Perhaps in part due to Al Gore’s efforts, climate change mitigation is a partisan issue rather than a national security issue.
Today, there is a sharp political cleavage between the political left and right. Survey research documents that in 2008 there was 34 percentage point gap between Democrats and Republicans in their agreement with a statement that the effects of global warming have already begun, up from a 4 percentage point gap in 1997. And I see no signs that this political gridlock will go away.
I wrote Climatopolis because I wanted to start a debate on how individuals and firms respond to a growing “crisis” when their government has been unable to pre-empt the emerging threat.
“The only way we can reduce our emissions is if greenhouse gas emissions per dollar of economic output fall sharply. For this we will need technological progress; we will need to phase out fossil fuels such as coal, gasoline and natural gas, and replace them with renewable power.”
I do not have a crystal ball that tells me what Moscow, Cairo or Los Angeles will look like in the year 2050. But I do know that free market capitalism is centered in cities and their greater metropolitan areas.
I anticipate that over time we will learn about the specific new threats that specific cities face.
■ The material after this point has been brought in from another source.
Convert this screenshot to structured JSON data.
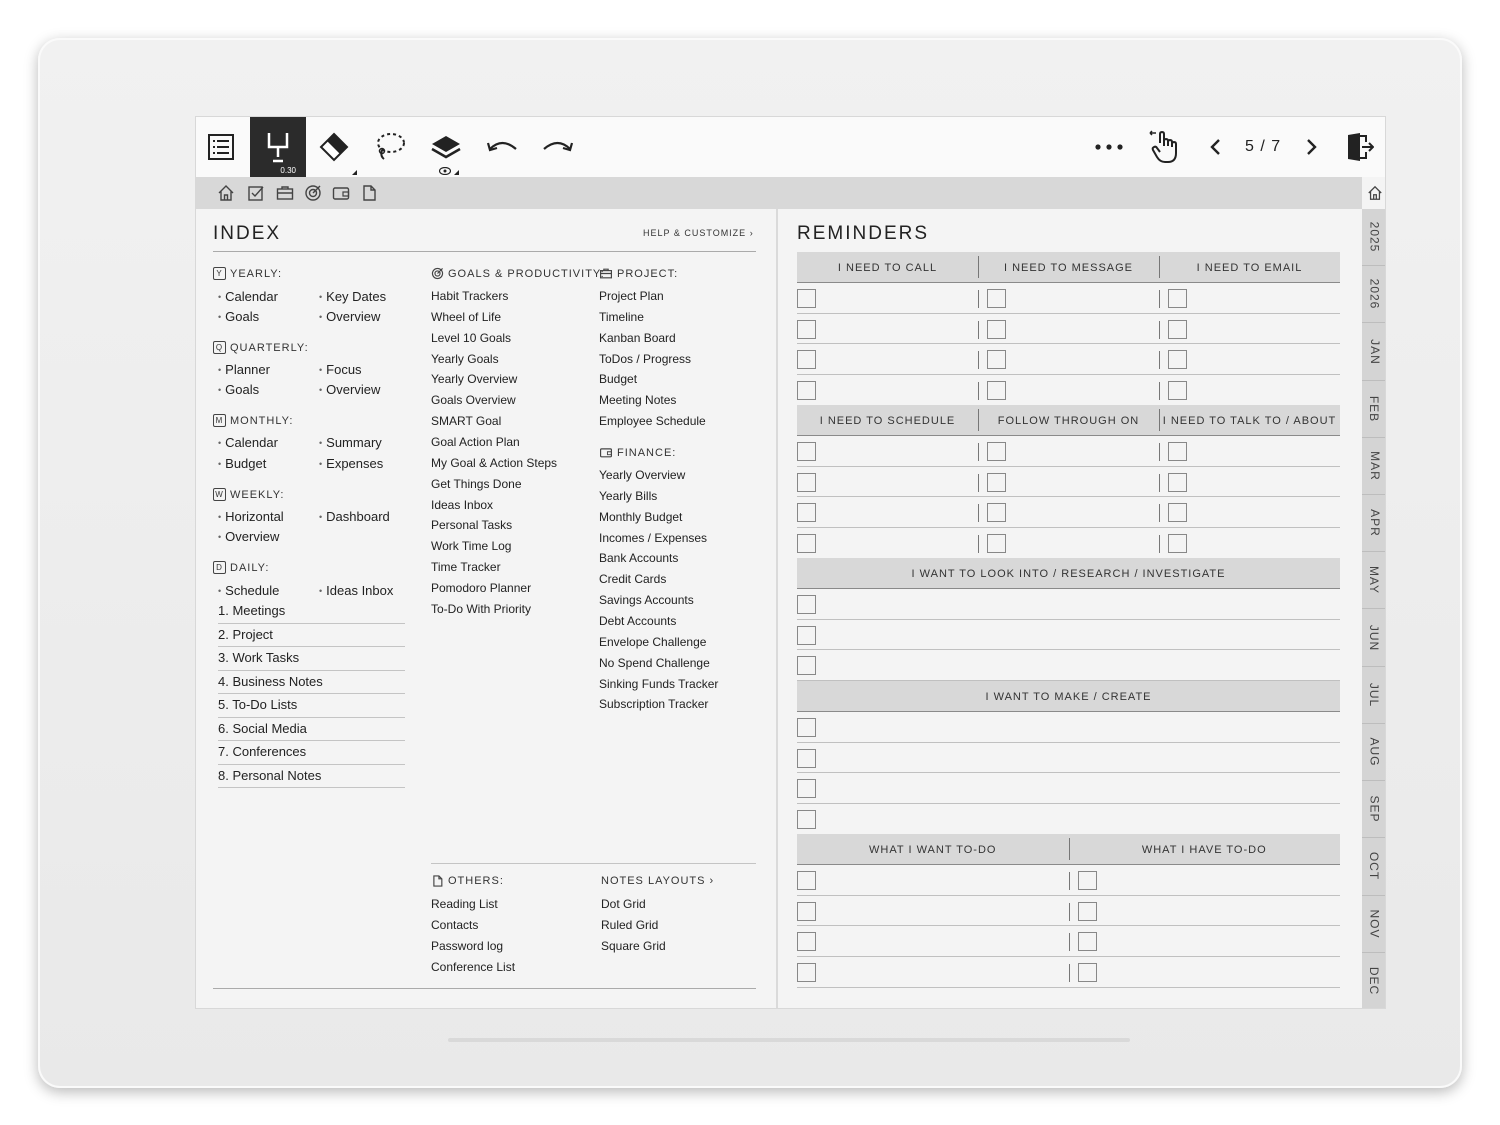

Cities that face increased flooding risk will create new profit opportunities for firms that produce products that help to reduce flood risk. If such cities’ political leaders choose to address these emerging threat issues, then local land prices will not decline, and the skilled will continue to live there. If politicians are unwilling or unable to protect the cities, then the skilled will “vote with their feet,” and the firms that hire them will also leave. In this sense, competition between cities protects urbanites.
Over time, we must rebuild our cities. As the world’s cities grow with billions of people moving there, there will be new construction of plenty of infrastructure. Given that cities are long lasting investments, decision makers have the right incentives to invest and to build infrastructure that can withstand the shocks that we believe we will face due to climate change.
A maintained assumption in Climatopolis is that our climate scientists will continue to make objective progress in judging the probability and severity of the impacts of climate change for different regions around the world.
If I am wrong and our climate scientists make no progress in predicting threats—while Mother Nature poses a higher probability threat of extreme events such as flooding or extreme heat waves—then we will suffer greatly when the shocks occur.
But if climate scientists do earn their pay and we are able to develop coarse “leading indicators” about the threats we face—the equivalent of a Tsunami Warning—then I trust that individuals and firms have the right incentives to respond to this information.
After the deep Recession of 2008, it is not “cool” to celebrate free market capitalism. My book intentionally challenges this social norm.
You do not have to be a billionaire to appreciate how free market growth has improved the quality of life for billions of people around the world. Climate change will be a major threat to our quality of life in the next century. And capitalism will again step up to help us to cope with the anticipated and unanticipated challenges we will face.
Matthew E. Kahn is a Professor at the UCLA Institute of the Environment, the Department of Economics, the Department of Public Policy, and the Anderson School of Business. He is a research associate at the National Bureau of Economic Research. Before joining the UCLA faculty, Kahn taught at Columbia and the Fletcher School at Tufts, and also served as a Visiting Professor at Harvard and Stanford. He holds a Ph.D. in Economics from the University of Chicago. Kahn is the author of Green Cities: Urban Growth and the Environment (Brookings Institution, 2006), co-author of Heroes and Cowards: The Social Face of War (Princeton 2009), and Climatopolis, featured in his Rorotoko interview.